I was going to write about adjusting my exercise schedule due to summertime temperatures and increasing work hours, but then I read an editorial written by my Representative to the US House about the Affordable Care Act. He’s a Republican so of course it was all about repealing and taxes and jobs, but I was surprised that he didn’t at least say something about helping people access health care. It just seemed so heartless to me and I had to sit down and respond.

I am not a Republican and I doubt I will ever be one, but I try to give a fair hearing to politicians and what they have to say.

So here’s my letter, because it was the thing I wrote instead of writing about exercise, and it does have to do with something Americans with fibromyalgia have to worry about: health insurance and health care.

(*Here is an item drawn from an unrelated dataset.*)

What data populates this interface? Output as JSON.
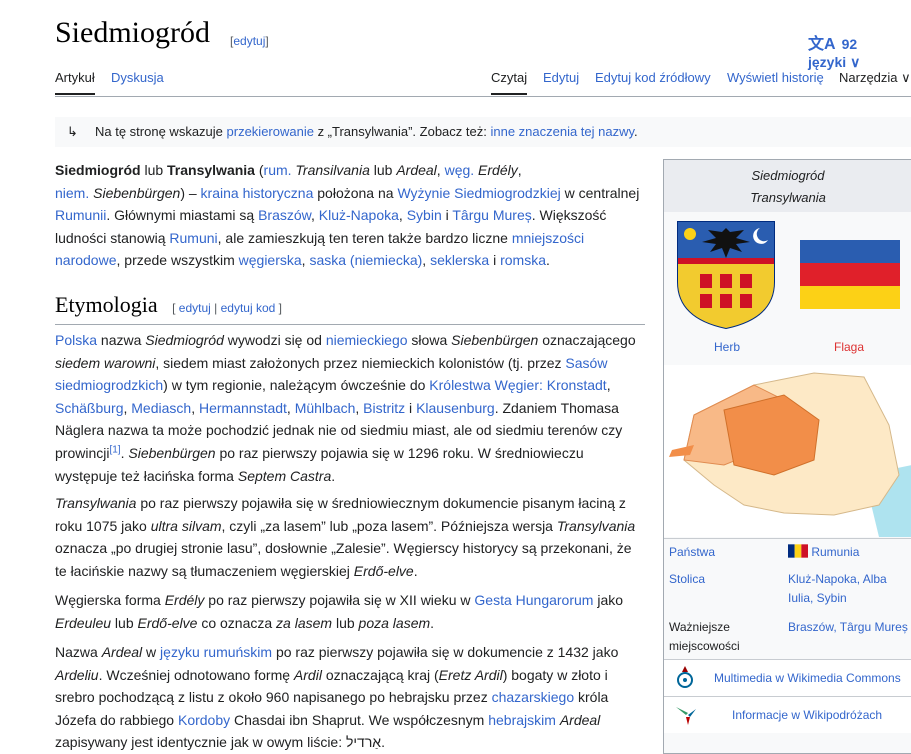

Dear Representative Pearce,

I read with great interest your editorial on the Affordable Care Act that appeared in the July 17th edition of the (local paper), justifying spending taxpayer money to vote to repeal it yet again, despite the fact that it was ruled Constitutional by the Supreme Court and the fact that every Republican knows a repeal vote won’t pass the Senate or be signed by the President so it would be solely a symbolic vote. I had no doubt that you would support any vote to repeal because your voting record is strictly on party lines. I was curious to know what your reasons for wanting to repeal it were, and they were the usual Republican concerns of jobs and taxes and jobs and taxes. You point out that you hear from business owners who are worried about their businesses and their jobs, which are worthy concerns. I have to ask, though– have you heard from anyone who was worried about their health? Or their lives?

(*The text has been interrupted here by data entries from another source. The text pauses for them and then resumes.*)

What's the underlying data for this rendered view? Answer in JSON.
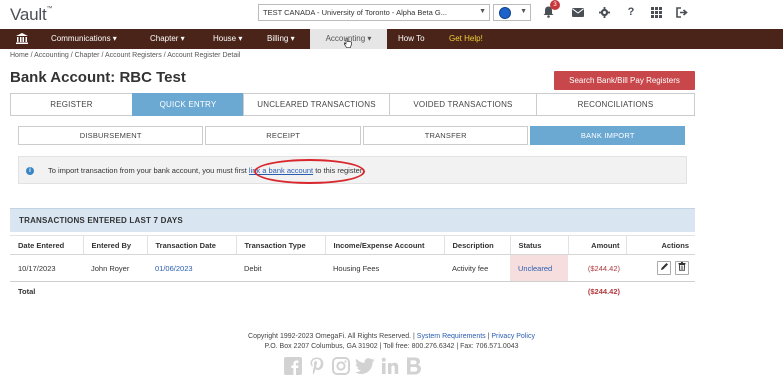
{
  "app": {
    "logo": "Vault",
    "logo_mark": "™"
  },
  "header": {
    "org_select": "TEST CANADA - University of Toronto - Alpha Beta G...",
    "notification_count": "3"
  },
  "nav": {
    "items": [
      {
        "label": "Communications ▾"
      },
      {
        "label": "Chapter ▾"
      },
      {
        "label": "House ▾"
      },
      {
        "label": "Billing ▾"
      },
      {
        "label": "Accounting ▾"
      },
      {
        "label": "How To"
      },
      {
        "label": "Get Help!"
      }
    ]
  },
  "breadcrumb": "Home / Accounting / Chapter / Account Registers / Account Register Detail",
  "page": {
    "title": "Bank Account: RBC Test",
    "search_button": "Search Bank/Bill Pay Registers"
  },
  "tabs": [
    "REGISTER",
    "QUICK ENTRY",
    "UNCLEARED TRANSACTIONS",
    "VOIDED TRANSACTIONS",
    "RECONCILIATIONS"
  ],
  "subtabs": [
    "DISBURSEMENT",
    "RECEIPT",
    "TRANSFER",
    "BANK IMPORT"
  ],
  "info": {
    "before": "To import transaction from your bank account, you must first ",
    "link": "link a bank account",
    "after": " to this register."
  },
  "transactions": {
    "heading": "TRANSACTIONS ENTERED LAST 7 DAYS",
    "columns": [
      "Date Entered",
      "Entered By",
      "Transaction Date",
      "Transaction Type",
      "Income/Expense Account",
      "Description",
      "Status",
      "Amount",
      "Actions"
    ],
    "rows": [
      {
        "date_entered": "10/17/2023",
        "entered_by": "John Royer",
        "transaction_date": "01/06/2023",
        "type": "Debit",
        "account": "Housing Fees",
        "description": "Activity fee",
        "status": "Uncleared",
        "amount": "($244.42)"
      }
    ],
    "total_label": "Total",
    "total_amount": "($244.42)"
  },
  "footer": {
    "copyright": "Copyright 1992-2023 OmegaFi. All Rights Reserved. | ",
    "system_requirements": "System Requirements",
    "separator": " | ",
    "privacy": "Privacy Policy",
    "address": "P.O. Box 2207 Columbus, GA 31902 | Toll free: 800.276.6342 | Fax: 706.571.0043"
  }
}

Because all I can think about when it comes to the Affordable Care Act is health and human lives. I think about the 20 million Americans who will have access to health insurance once the law is fully in place, and I think of the many tens of millions more whose health care has improved and will improve by the insurance reforms caused by the ACA. I think about my own health care future as someone with a chronic condition who takes medication every day. I think about my mother who has limped around for years waiting to get on Medicare to take care of her arthritic hip because she and my father can’t afford private insurance. I think about all of the suffering she had to endure because of lack of access to health care. And I think that this is wrong and this is immoral. Sure, I care about jobs, but if I don’t have my health I don’t have anything. If I didn’t have access to my medication, I couldn’t work.

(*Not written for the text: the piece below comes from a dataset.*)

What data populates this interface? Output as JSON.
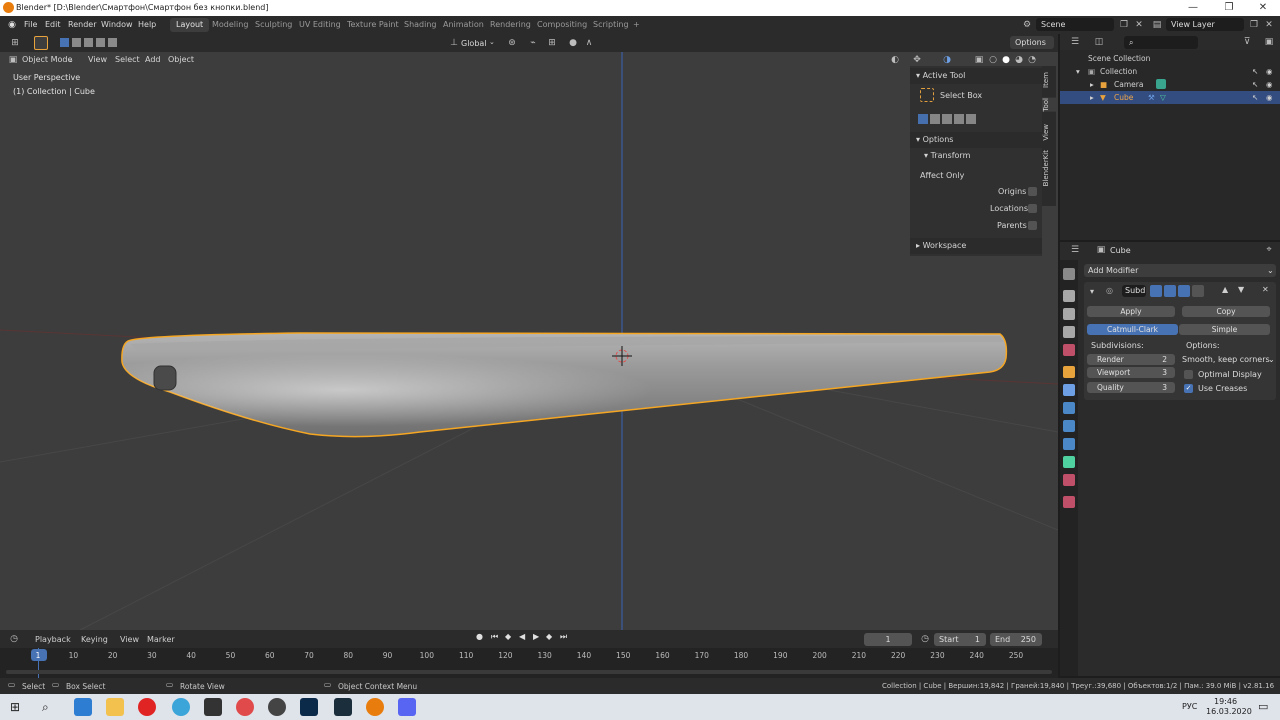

And the millions of Americans who will benefit or are already benefitting from the ACA are not doing so because they were too lazy or unambitious to find insurance or take proper care of themselves or any of the other mean-spirited things some conservatives like to say. They’re hurting because of choices made by the insurance companies to value profit over peoples’ lives, to make insurance as complicated as possible so people have to fight to get an x-ray or a procedure covered, to make insurance impossible for some people to get.

And so I ask, what about the health of tens of millions of Americans? What about their lives? And please don’t answer with the usual Republican line of jobs and taxes. I read your editorial; I know you have those reasons. But what was missing from your editorial was any mention of human health and human lives. Don’t answer back with “we just disagree.” Tell me truthfully, what do you say to the tens of millions who will have better access to health care whose health and well-being you want to repeal? Do Republicans have any plan to help Americans find affordable health insurance?

I’m not hearing anything about a plan. All I’m hearing is repeal. And so, until the day you have a plan that helps Americans access the health care they need to stay well and alive, you will just seem heartless. What you’re telling people is “we want to repeal this law that helps you stay healthy and alive and we want to replace it with nothing.” I know my words may be harsh here, but we’re talking about human lives. I’m talking about my life and my health. I can see how the Affordable Care Act does something good for my health, but I don’t see what good repealing will do for me or the tens of millions whose health will be impacted for the better because of the Affordable Care Act.

So, please, I want to hear from you—do you honestly believe that the health and lives of Americans (you who call yourself pro-life) don’t matter? And if you want to repeal, what will the Republicans do to fix the broken health care system?

I look forward to hearing from you.